But then, it doesn't matter what some people ask. What really matters is what the few people capable of writing multi-million dollar checks ask. And at least one highly visible Republican mega-donor is wondering whether his money was spent the way he wanted it to be. The problem, retired mutual fund executive Foster Freiss told The Los Angeles Times for an article published Thursday, has to do with transparency.
"You have no idea of the financial structuring of a lot of these outside groups in terms of how much went to the actual delivery of a message," Friess said, "versus how many dollars were taken off as fees to the people running them."
Friess told the Times he'd ideally like a change to campaign finance rules that would allow donors like him to give their big checks directly to candidates. Nevertheless, having just spent $5 million on a losing effort doesn't make Friess think the giving to outside groups is going to slow.
"My guess is that four years from now, the financial support will not drop off but may be even higher for the outside groups," he said.

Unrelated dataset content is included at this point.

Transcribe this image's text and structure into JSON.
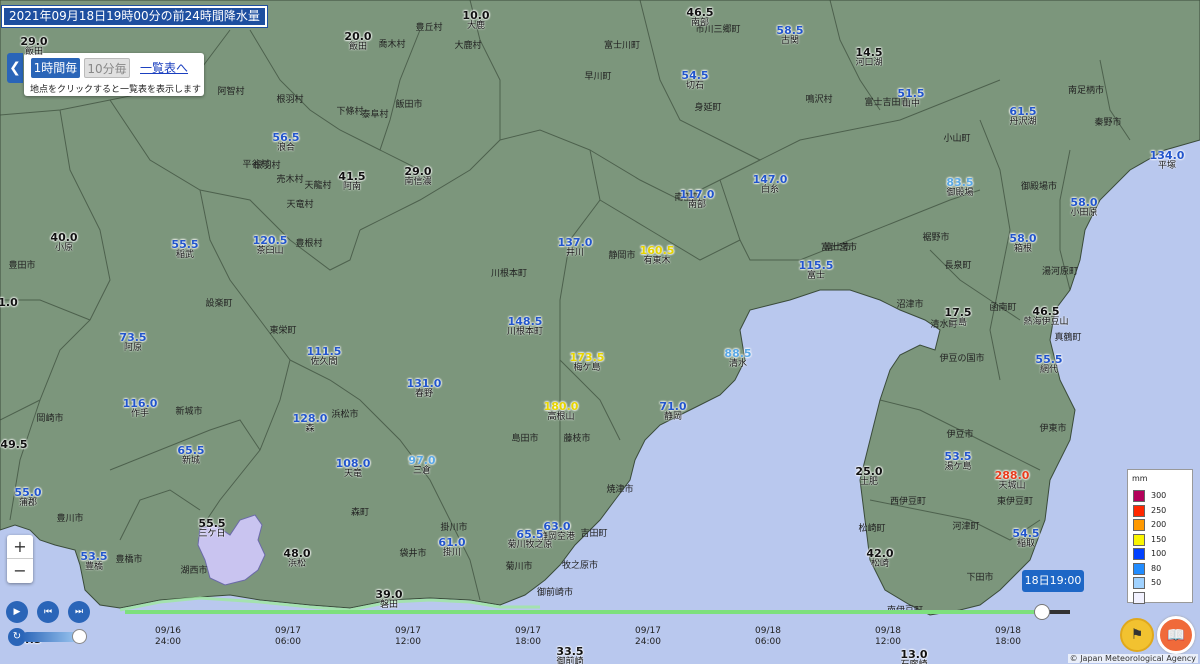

Friess, who originally backed former Pennsylvania Sen. Rick Santorum's bid for the Republican nomination, gave large sums this cycle to the pro-Romney Restore Our Future, the pro-Santorum Red, White & Blue Fund, and FreedomWorks. In February, Friess got headlines and criticism for saying on national television that, back in his day, women "used Bayer Aspirin for contraceptives. The gals put it between their knees and it wasn't that costly."